TMP's Hageman learning the high school ropes
By KLINT SPILLER
Thomas More Prep-Marian freshman Bailey Hageman was angry after her first meet.
Hageman finished second in the 100-meter hurdles in 17.35 seconds, and frankly, first place wasn't even close to her. Hutchinson-Trinity freshman Rhiannon Vieyra won in 16.04 seconds.
It served as a wake-up call.
Getting second was a foreign feeling for Hageman, who went undefeated throughout middle school in the 100 hurdles.
She learned quickly that high school competition was much different than middle school.
"I was really mad, but I guess it pushed me to improve," Hageman said.
Hageman has been a constant placer for the TMP girls' track and field team this season, and TMP track and field coach Matt Dumler said she has a bright future.
However, Dumler is patient with her current results. She faces stiff competition at the Class 3A regional next week in Holcomb, which features talented runners from Scott City, Cimarron and Kingman.

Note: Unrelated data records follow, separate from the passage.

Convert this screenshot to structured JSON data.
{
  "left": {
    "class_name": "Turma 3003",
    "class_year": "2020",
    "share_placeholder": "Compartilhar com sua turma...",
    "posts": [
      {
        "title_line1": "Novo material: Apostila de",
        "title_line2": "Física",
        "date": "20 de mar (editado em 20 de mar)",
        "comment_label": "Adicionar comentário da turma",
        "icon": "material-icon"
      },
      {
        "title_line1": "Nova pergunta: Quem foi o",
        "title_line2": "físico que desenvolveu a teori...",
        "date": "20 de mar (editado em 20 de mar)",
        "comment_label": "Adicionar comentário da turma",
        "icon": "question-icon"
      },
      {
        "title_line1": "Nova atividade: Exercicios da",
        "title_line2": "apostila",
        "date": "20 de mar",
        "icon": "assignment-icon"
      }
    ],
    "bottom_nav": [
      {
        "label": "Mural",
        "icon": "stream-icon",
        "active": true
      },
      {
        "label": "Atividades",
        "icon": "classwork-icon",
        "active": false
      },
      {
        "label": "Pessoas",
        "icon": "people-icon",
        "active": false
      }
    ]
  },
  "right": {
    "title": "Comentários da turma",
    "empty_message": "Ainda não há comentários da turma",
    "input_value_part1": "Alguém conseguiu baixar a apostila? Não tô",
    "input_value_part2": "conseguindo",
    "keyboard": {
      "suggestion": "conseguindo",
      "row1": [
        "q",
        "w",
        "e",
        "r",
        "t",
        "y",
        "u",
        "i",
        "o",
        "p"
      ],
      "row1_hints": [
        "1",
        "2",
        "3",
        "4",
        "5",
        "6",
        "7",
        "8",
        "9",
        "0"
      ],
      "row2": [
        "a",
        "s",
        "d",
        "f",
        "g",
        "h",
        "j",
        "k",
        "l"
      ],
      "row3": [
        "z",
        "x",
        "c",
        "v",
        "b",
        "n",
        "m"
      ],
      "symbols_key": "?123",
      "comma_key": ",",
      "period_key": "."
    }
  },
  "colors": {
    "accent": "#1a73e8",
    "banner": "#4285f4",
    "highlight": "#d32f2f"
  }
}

Hageman likely will have to break her personal best to make state.
"(Freshmen) get here and are facing competition that is stronger and faster than them," Dumler said. "They are chasing them, and they've never been in that position. Bailey has done a nice job of adapting to that. We've kind of had to explain to some of these freshmen that you aren't going to dominate like you have."
Dumler said he expects Hageman to be a significant contributer at the Mid-Central Activities Association meet today at Lewis Field Stadium.
But to make a name for herself on the state level, Hageman still has much to learn and room to grow.
One area she has focused on this season is her approach.
For her career, Hageman used four steps in between each hurdle. Dumler and TMP's assistant coaches want her to lengthen her stride and limit those steps to three -- a significant mental and physical barrier for a hurdler.
She has attempted it in practice, but she hasn't successfully done it at a meet yet.
"A lot of that for her right now is just mental," Dumler said.
"That's a hard thing to think I'm going to take just three steps between these hurdles, and then I'm going to go."
Hageman is a quick learner, though.
She didn't even attempt hurdles until middle school when Kennedy coach Brandon Maska convinced her to try them. Her athleticism carried her at meets, and she never lost a middle school race.
"I'm fast, and I was flexible," Hageman said regarding why Maska thought she might be good at it.
Even veteran hurdlers struggle with their three-step approach sometimes. Dumler said junior Mikaela Flax, a former state qualifier, still goes back and forth between three and four steps during races.
So when Hageman does learn how to three step, Dumler said it will cut her time greatly, and he expects her to become one of the premier hurdlers in Class 3A.
"We expect big things from her in the future," Dumler said.